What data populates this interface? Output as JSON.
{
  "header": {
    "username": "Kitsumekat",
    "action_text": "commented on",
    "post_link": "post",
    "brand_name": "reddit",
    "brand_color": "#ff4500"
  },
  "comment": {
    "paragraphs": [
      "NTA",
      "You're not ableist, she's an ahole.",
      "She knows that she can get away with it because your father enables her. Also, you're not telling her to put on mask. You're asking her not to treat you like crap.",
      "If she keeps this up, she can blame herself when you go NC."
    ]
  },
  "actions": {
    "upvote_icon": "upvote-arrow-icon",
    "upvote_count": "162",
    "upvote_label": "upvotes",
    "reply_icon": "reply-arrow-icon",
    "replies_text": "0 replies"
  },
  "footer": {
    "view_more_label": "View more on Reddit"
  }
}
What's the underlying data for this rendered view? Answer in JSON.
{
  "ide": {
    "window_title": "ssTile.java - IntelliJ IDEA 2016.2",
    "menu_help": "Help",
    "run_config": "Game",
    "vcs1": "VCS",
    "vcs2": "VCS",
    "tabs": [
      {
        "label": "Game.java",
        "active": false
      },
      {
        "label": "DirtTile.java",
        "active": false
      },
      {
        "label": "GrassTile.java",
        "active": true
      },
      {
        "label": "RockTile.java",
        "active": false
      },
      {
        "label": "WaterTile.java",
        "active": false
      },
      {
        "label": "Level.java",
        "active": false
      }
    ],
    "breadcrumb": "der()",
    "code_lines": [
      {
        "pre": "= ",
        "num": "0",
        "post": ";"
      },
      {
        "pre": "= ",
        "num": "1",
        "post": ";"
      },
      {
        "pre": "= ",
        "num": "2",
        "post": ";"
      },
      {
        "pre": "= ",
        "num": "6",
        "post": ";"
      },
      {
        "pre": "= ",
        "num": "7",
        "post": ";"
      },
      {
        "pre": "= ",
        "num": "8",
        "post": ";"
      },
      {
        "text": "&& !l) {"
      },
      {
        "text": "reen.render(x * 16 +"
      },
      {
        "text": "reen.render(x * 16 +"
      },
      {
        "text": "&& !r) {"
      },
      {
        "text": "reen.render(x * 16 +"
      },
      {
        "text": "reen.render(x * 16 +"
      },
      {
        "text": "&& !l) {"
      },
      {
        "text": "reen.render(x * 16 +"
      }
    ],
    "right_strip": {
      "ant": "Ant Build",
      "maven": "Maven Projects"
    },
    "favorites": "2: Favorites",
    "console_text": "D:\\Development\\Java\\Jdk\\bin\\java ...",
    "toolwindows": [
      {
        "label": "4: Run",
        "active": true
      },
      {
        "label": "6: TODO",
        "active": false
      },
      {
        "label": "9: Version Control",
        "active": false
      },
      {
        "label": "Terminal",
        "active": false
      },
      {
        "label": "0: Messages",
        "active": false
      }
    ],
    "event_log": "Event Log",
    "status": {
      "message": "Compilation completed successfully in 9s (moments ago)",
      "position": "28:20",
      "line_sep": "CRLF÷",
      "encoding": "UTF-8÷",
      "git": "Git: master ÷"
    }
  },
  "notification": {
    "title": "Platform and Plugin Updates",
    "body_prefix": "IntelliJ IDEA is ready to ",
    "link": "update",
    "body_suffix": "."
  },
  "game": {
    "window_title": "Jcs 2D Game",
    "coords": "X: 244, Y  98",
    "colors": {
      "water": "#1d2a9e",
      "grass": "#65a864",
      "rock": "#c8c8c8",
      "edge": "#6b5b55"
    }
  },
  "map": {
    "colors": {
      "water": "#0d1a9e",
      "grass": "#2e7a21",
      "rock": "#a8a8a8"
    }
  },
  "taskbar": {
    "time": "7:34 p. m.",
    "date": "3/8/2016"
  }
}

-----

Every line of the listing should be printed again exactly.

SOLUTION TO THE PROBLEM
What data populates this interface? Output as JSON.
{
  "header": {
    "username": "Kitsumekat",
    "action_text": "commented on",
    "post_link": "post",
    "brand_name": "reddit",
    "brand_color": "#ff4500"
  },
  "comment": {
    "paragraphs": [
      "NTA",
      "You're not ableist, she's an ahole.",
      "She knows that she can get away with it because your father enables her. Also, you're not telling her to put on mask. You're asking her not to treat you like crap.",
      "If she keeps this up, she can blame herself when you go NC."
    ]
  },
  "actions": {
    "upvote_icon": "upvote-arrow-icon",
    "upvote_count": "162",
    "upvote_label": "upvotes",
    "reply_icon": "reply-arrow-icon",
    "replies_text": "0 replies"
  },
  "footer": {
    "view_more_label": "View more on Reddit"
  }
}
What's the underlying data for this rendered view? Answer in JSON.
{
  "ide": {
    "window_title": "ssTile.java - IntelliJ IDEA 2016.2",
    "menu_help": "Help",
    "run_config": "Game",
    "vcs1": "VCS",
    "vcs2": "VCS",
    "tabs": [
      {
        "label": "Game.java",
        "active": false
      },
      {
        "label": "DirtTile.java",
        "active": false
      },
      {
        "label": "GrassTile.java",
        "active": true
      },
      {
        "label": "RockTile.java",
        "active": false
      },
      {
        "label": "WaterTile.java",
        "active": false
      },
      {
        "label": "Level.java",
        "active": false
      }
    ],
    "breadcrumb": "der()",
    "code_lines": [
      {
        "pre": "= ",
        "num": "0",
        "post": ";"
      },
      {
        "pre": "= ",
        "num": "1",
        "post": ";"
      },
      {
        "pre": "= ",
        "num": "2",
        "post": ";"
      },
      {
        "pre": "= ",
        "num": "6",
        "post": ";"
      },
      {
        "pre": "= ",
        "num": "7",
        "post": ";"
      },
      {
        "pre": "= ",
        "num": "8",
        "post": ";"
      },
      {
        "text": "&& !l) {"
      },
      {
        "text": "reen.render(x * 16 +"
      },
      {
        "text": "reen.render(x * 16 +"
      },
      {
        "text": "&& !r) {"
      },
      {
        "text": "reen.render(x * 16 +"
      },
      {
        "text": "reen.render(x * 16 +"
      },
      {
        "text": "&& !l) {"
      },
      {
        "text": "reen.render(x * 16 +"
      }
    ],
    "right_strip": {
      "ant": "Ant Build",
      "maven": "Maven Projects"
    },
    "favorites": "2: Favorites",
    "console_text": "D:\\Development\\Java\\Jdk\\bin\\java ...",
    "toolwindows": [
      {
        "label": "4: Run",
        "active": true
      },
      {
        "label": "6: TODO",
        "active": false
      },
      {
        "label": "9: Version Control",
        "active": false
      },
      {
        "label": "Terminal",
        "active": false
      },
      {
        "label": "0: Messages",
        "active": false
      }
    ],
    "event_log": "Event Log",
    "status": {
      "message": "Compilation completed successfully in 9s (moments ago)",
      "position": "28:20",
      "line_sep": "CRLF÷",
      "encoding": "UTF-8÷",
      "git": "Git: master ÷"
    }
  },
  "notification": {
    "title": "Platform and Plugin Updates",
    "body_prefix": "IntelliJ IDEA is ready to ",
    "link": "update",
    "body_suffix": "."
  },
  "game": {
    "window_title": "Jcs 2D Game",
    "coords": "X: 244, Y  98",
    "colors": {
      "water": "#1d2a9e",
      "grass": "#65a864",
      "rock": "#c8c8c8",
      "edge": "#6b5b55"
    }
  },
  "map": {
    "colors": {
      "water": "#0d1a9e",
      "grass": "#2e7a21",
      "rock": "#a8a8a8"
    }
  },
  "taskbar": {
    "time": "7:34 p. m.",
    "date": "3/8/2016"
  }
}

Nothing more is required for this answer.